You learn something new every day. My fact-of-the-day came as I started to research little tidbits of info to serve as a "hook" for this week's column.
Decades ago, when I was 8 years old, I visited the Baseball Hall of Fame in Cooperstown, N.Y. It's located in that tiny little village because that's where Abner Doubleday invented the game in 1839. Or so we were all told.
It turns out it's a myth. Even the Hall of Fame website now acknowledges that baseball's roots extend back to at least the mid-1700s.
Nonetheless, Cooperstown isn't giving up the Hall of Fame, our national pastime remains as American as mom and apple pie, and families are still singing about peanuts and cracker jack during the seventh inning stretch at the old ball game.

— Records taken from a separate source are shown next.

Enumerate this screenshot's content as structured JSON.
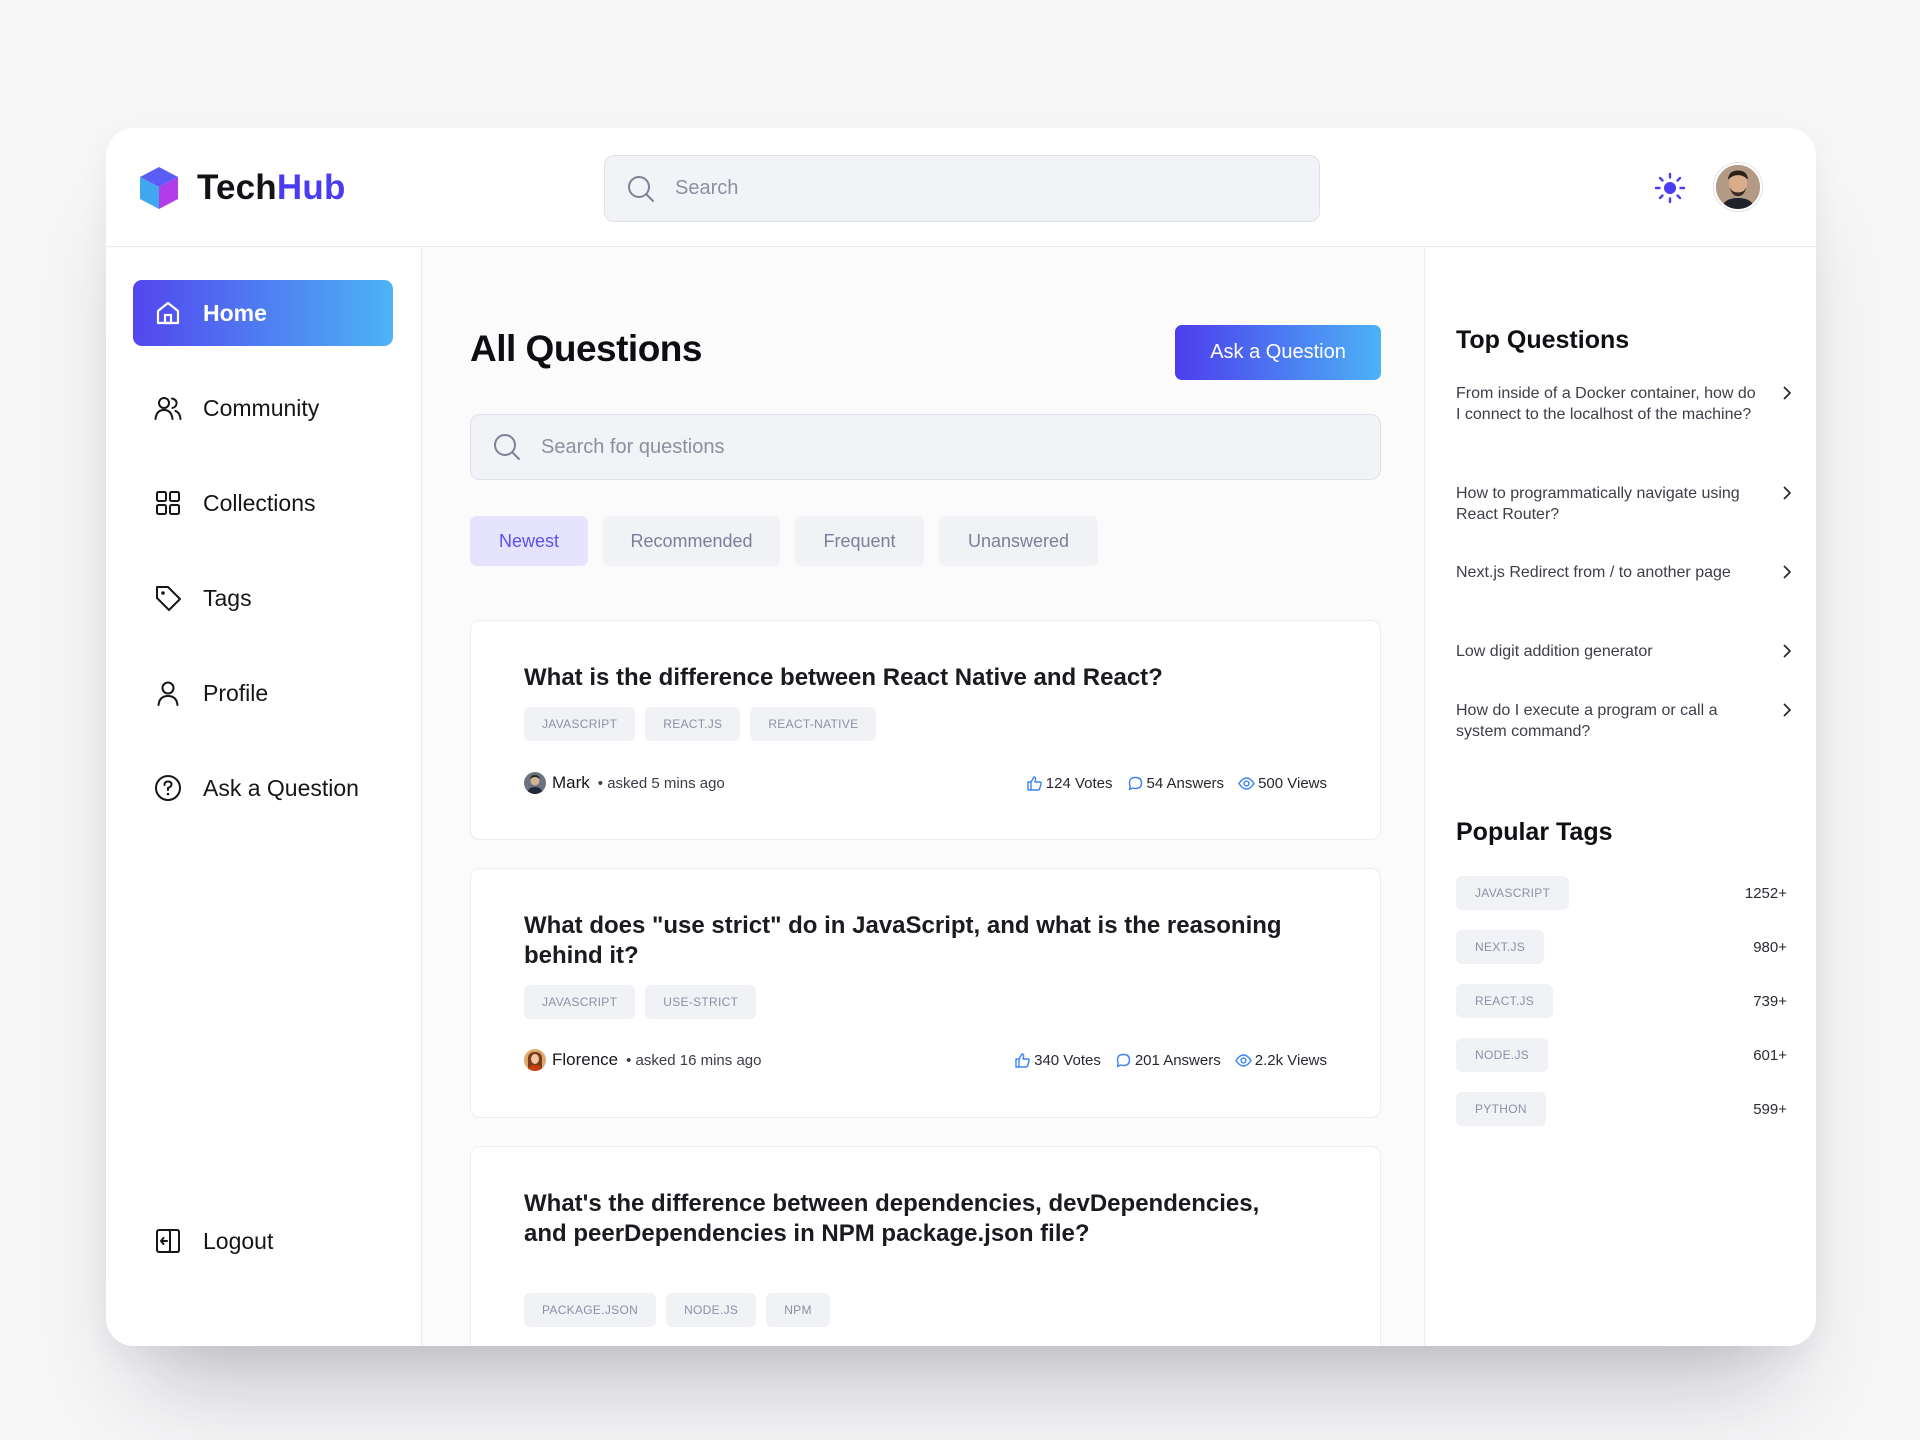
{
  "app": {
    "name_part1": "Tech",
    "name_part2": "Hub"
  },
  "header": {
    "search_placeholder": "Search"
  },
  "sidebar": {
    "items": [
      {
        "label": "Home",
        "icon": "home-icon"
      },
      {
        "label": "Community",
        "icon": "users-icon"
      },
      {
        "label": "Collections",
        "icon": "grid-icon"
      },
      {
        "label": "Tags",
        "icon": "tag-icon"
      },
      {
        "label": "Profile",
        "icon": "user-icon"
      },
      {
        "label": "Ask a Question",
        "icon": "help-circle-icon"
      }
    ],
    "logout": "Logout"
  },
  "main": {
    "title": "All Questions",
    "ask_button": "Ask a Question",
    "search_placeholder": "Search for questions",
    "filters": [
      "Newest",
      "Recommended",
      "Frequent",
      "Unanswered"
    ],
    "questions": [
      {
        "title": "What is the difference between React Native and React?",
        "tags": [
          "JAVASCRIPT",
          "REACT.JS",
          "REACT-NATIVE"
        ],
        "author": "Mark",
        "asked": "• asked 5 mins ago",
        "votes": "124 Votes",
        "answers": "54 Answers",
        "views": "500 Views"
      },
      {
        "title": "What does \"use strict\" do in JavaScript, and what is the reasoning behind it?",
        "tags": [
          "JAVASCRIPT",
          "USE-STRICT"
        ],
        "author": "Florence",
        "asked": "• asked 16 mins ago",
        "votes": "340 Votes",
        "answers": "201 Answers",
        "views": "2.2k Views"
      },
      {
        "title": "What's the difference between dependencies, devDependencies, and peerDependencies in NPM package.json file?",
        "tags": [
          "PACKAGE.JSON",
          "NODE.JS",
          "NPM"
        ]
      }
    ]
  },
  "right": {
    "top_title": "Top Questions",
    "top_questions": [
      "From inside of a Docker container, how do I connect to the localhost of the machine?",
      "How to programmatically navigate using React Router?",
      "Next.js Redirect from / to another page",
      "Low digit addition generator",
      "How do I execute a program or call a system command?"
    ],
    "tags_title": "Popular Tags",
    "popular_tags": [
      {
        "name": "JAVASCRIPT",
        "count": "1252+"
      },
      {
        "name": "NEXT.JS",
        "count": "980+"
      },
      {
        "name": "REACT.JS",
        "count": "739+"
      },
      {
        "name": "NODE.JS",
        "count": "601+"
      },
      {
        "name": "PYTHON",
        "count": "599+"
      }
    ]
  },
  "colors": {
    "brand": "#4a3cf0",
    "gradient_start": "#5246ee",
    "gradient_end": "#4cb4f5",
    "filter_active_bg": "#e5e3fd"
  }
}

If you count yourself among the sport's many local fans, and you've ever attended a game at McKechnie Field, you may have wondered who McKechnie was. Stop by the Manatee Public Library and check out Mitchell Stinson's "Deacon Bill McKechnie," a fascinating look at the ballpark's namesake.

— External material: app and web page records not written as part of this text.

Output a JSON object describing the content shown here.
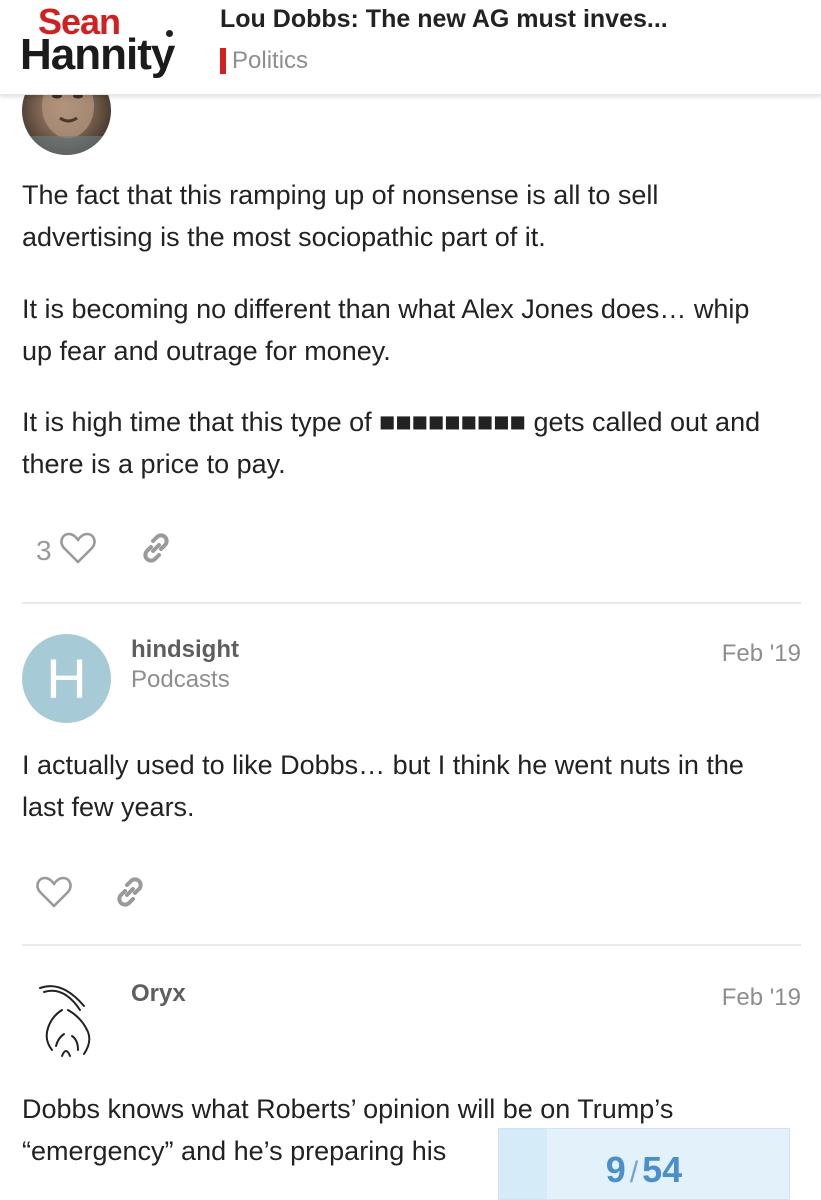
{
  "header": {
    "logo_top": "Sean",
    "logo_bottom": "Hannity",
    "topic_title": "Lou Dobbs: The new AG must inves...",
    "category": "Politics",
    "category_color": "#d0201f"
  },
  "posts": [
    {
      "paragraphs": [
        "The fact that this ramping up of nonsense is all to sell advertising is the most sociopathic part of it.",
        "It is becoming no different than what Alex Jones does… whip up fear and outrage for money.",
        "It is high time that this type of ■■■■■■■■■ gets called out and there is a price to pay."
      ],
      "likes": "3",
      "like_icon": "heart-icon",
      "share_icon": "link-icon"
    },
    {
      "avatar_letter": "H",
      "avatar_color": "#a6cad6",
      "username": "hindsight",
      "user_title": "Podcasts",
      "date": "Feb '19",
      "paragraphs": [
        "I actually used to like Dobbs… but I think he went nuts in the last few years."
      ],
      "like_icon": "heart-icon",
      "share_icon": "link-icon"
    },
    {
      "username": "Oryx",
      "date": "Feb '19",
      "paragraphs": [
        "Dobbs knows what Roberts’ opinion will be on Trump’s “emergency” and he’s preparing his"
      ]
    }
  ],
  "progress": {
    "current": "9",
    "separator": "/",
    "total": "54",
    "fraction": 0.1667
  }
}
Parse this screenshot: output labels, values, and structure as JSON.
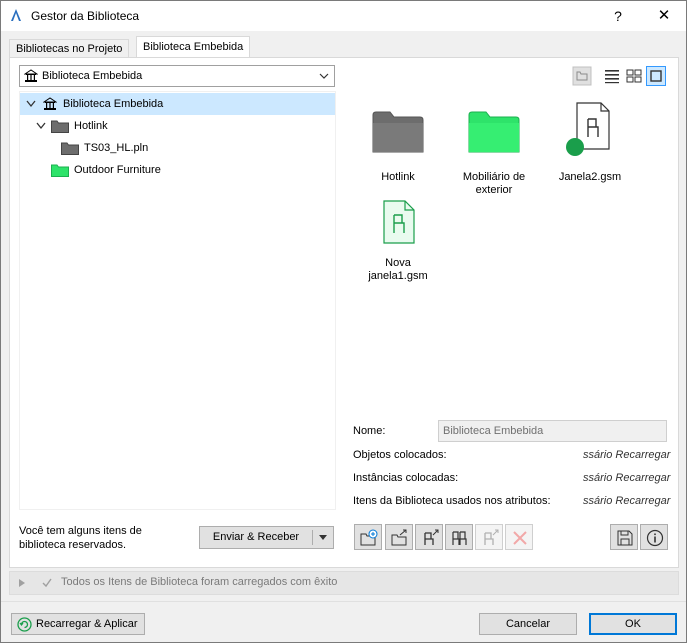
{
  "window": {
    "title": "Gestor da Biblioteca",
    "help_label": "?",
    "close_label": "✕"
  },
  "tabs": [
    {
      "label": "Bibliotecas no Projeto"
    },
    {
      "label": "Biblioteca Embebida"
    }
  ],
  "library_select": {
    "value": "Biblioteca Embebida"
  },
  "tree": [
    {
      "label": "Biblioteca Embebida"
    },
    {
      "label": "Hotlink"
    },
    {
      "label": "TS03_HL.pln"
    },
    {
      "label": "Outdoor Furniture"
    }
  ],
  "tiles": [
    {
      "label": "Hotlink"
    },
    {
      "label_line1": "Mobiliário de",
      "label_line2": "exterior"
    },
    {
      "label": "Janela2.gsm"
    },
    {
      "label_line1": "Nova",
      "label_line2": "janela1.gsm"
    }
  ],
  "info": {
    "name_label": "Nome:",
    "name_value": "Biblioteca Embebida",
    "placed_objects_label": "Objetos colocados:",
    "placed_objects_value": "ssário Recarregar",
    "placed_instances_label": "Instâncias colocadas:",
    "placed_instances_value": "ssário Recarregar",
    "attr_items_label": "Itens da Biblioteca usados nos atributos:",
    "attr_items_value": "ssário Recarregar"
  },
  "reserved": {
    "line1": "Você tem alguns itens de",
    "line2": "biblioteca reservados.",
    "send_receive_label": "Enviar & Receber"
  },
  "status": {
    "message": "Todos os Itens de Biblioteca foram carregados com êxito"
  },
  "footer": {
    "reload_apply_label": "Recarregar & Aplicar",
    "cancel_label": "Cancelar",
    "ok_label": "OK"
  },
  "colors": {
    "accent": "#0078d7",
    "selection": "#cce8ff",
    "folder_gray": "#6d6d6d",
    "folder_green": "#2ee36a",
    "status_dot": "#1a9e4b"
  }
}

Inducted into the Hall of Fame in 1962, McKechnie (who lived in Bradenton during his retirement years), started out as a player in 1907 and went on to become one of the most successful team managers in history, bringing four teams to the World Series.
Toward the end of McKechnie's career, professional baseball was feeling the effects of World War II. Hundreds of players were serving in the military, the stadiums were half-empty, even the baseballs were substandard -- the regular materials having been rationed during the war. But the end of the war brought a resurgence of the sport-by the time spring training rolled around the following year, the fans were anxious to return.

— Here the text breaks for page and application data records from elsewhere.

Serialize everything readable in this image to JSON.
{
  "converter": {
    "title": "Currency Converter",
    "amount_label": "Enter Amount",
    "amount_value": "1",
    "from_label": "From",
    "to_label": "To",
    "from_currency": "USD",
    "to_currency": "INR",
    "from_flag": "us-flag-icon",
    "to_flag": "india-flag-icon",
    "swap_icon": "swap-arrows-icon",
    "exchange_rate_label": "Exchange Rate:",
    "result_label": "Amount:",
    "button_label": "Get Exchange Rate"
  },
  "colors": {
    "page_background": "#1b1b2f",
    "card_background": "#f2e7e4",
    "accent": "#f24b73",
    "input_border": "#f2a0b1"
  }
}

Robert Weintraub recounts the story in "The Victory Season: The End of World War II and the Birth of Baseball's Golden Age."
The recently released film "42" chronicles the story of Jackie Robinson, who became the first black player to don a major-league uniform when he joined the Brooklyn Dodgers in 1947. Branch Rickey was the Dodgers' president and general manager who signed Robinson. Pulitzer Prize-winning reporter Jimmy Breslin profiles the trendsetting manager in "Branch Rickey."
Prior to Robinson (and Rickey) breaking the color barrier in the major leagues, the only option for a black player was in the so-called Negro Leagues. Author Tom Dunkel shares the now-forgotten story of a North Dakota car dealer who decided to put together the best team possible irrespective of the individual players' race.
Set in the 1930s, "Color Blind: The Forgotten Team That Broke Baseball's Color Line" provides a backdrop to anyone who is interested in the history of the sport.
Jonathan Sabin, is the information specialist for the Manatee County Public Library System.